• **Records to process**
============================================================

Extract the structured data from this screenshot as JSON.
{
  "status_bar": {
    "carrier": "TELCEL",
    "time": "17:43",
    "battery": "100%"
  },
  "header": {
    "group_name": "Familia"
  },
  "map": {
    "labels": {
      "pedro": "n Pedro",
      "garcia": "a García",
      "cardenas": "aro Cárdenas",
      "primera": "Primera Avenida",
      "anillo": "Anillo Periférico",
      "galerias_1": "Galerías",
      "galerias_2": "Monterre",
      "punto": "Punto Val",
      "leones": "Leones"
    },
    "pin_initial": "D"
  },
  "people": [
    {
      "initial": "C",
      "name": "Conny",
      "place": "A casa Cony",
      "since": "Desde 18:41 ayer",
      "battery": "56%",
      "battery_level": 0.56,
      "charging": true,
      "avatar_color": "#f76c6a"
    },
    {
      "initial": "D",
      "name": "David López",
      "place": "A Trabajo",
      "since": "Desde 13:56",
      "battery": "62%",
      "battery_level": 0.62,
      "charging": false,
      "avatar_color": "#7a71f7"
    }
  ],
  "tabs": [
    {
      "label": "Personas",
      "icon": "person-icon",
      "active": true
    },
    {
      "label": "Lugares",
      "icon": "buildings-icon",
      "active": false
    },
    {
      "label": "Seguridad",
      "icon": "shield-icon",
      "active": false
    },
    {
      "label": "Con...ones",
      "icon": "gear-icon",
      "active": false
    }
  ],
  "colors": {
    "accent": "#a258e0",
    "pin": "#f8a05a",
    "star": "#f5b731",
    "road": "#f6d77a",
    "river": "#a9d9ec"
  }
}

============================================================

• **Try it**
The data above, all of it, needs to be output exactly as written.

• **Solution to this exercise**
Extract the structured data from this screenshot as JSON.
{
  "status_bar": {
    "carrier": "TELCEL",
    "time": "17:43",
    "battery": "100%"
  },
  "header": {
    "group_name": "Familia"
  },
  "map": {
    "labels": {
      "pedro": "n Pedro",
      "garcia": "a García",
      "cardenas": "aro Cárdenas",
      "primera": "Primera Avenida",
      "anillo": "Anillo Periférico",
      "galerias_1": "Galerías",
      "galerias_2": "Monterre",
      "punto": "Punto Val",
      "leones": "Leones"
    },
    "pin_initial": "D"
  },
  "people": [
    {
      "initial": "C",
      "name": "Conny",
      "place": "A casa Cony",
      "since": "Desde 18:41 ayer",
      "battery": "56%",
      "battery_level": 0.56,
      "charging": true,
      "avatar_color": "#f76c6a"
    },
    {
      "initial": "D",
      "name": "David López",
      "place": "A Trabajo",
      "since": "Desde 13:56",
      "battery": "62%",
      "battery_level": 0.62,
      "charging": false,
      "avatar_color": "#7a71f7"
    }
  ],
  "tabs": [
    {
      "label": "Personas",
      "icon": "person-icon",
      "active": true
    },
    {
      "label": "Lugares",
      "icon": "buildings-icon",
      "active": false
    },
    {
      "label": "Seguridad",
      "icon": "shield-icon",
      "active": false
    },
    {
      "label": "Con...ones",
      "icon": "gear-icon",
      "active": false
    }
  ],
  "colors": {
    "accent": "#a258e0",
    "pin": "#f8a05a",
    "star": "#f5b731",
    "road": "#f6d77a",
    "river": "#a9d9ec"
  }
}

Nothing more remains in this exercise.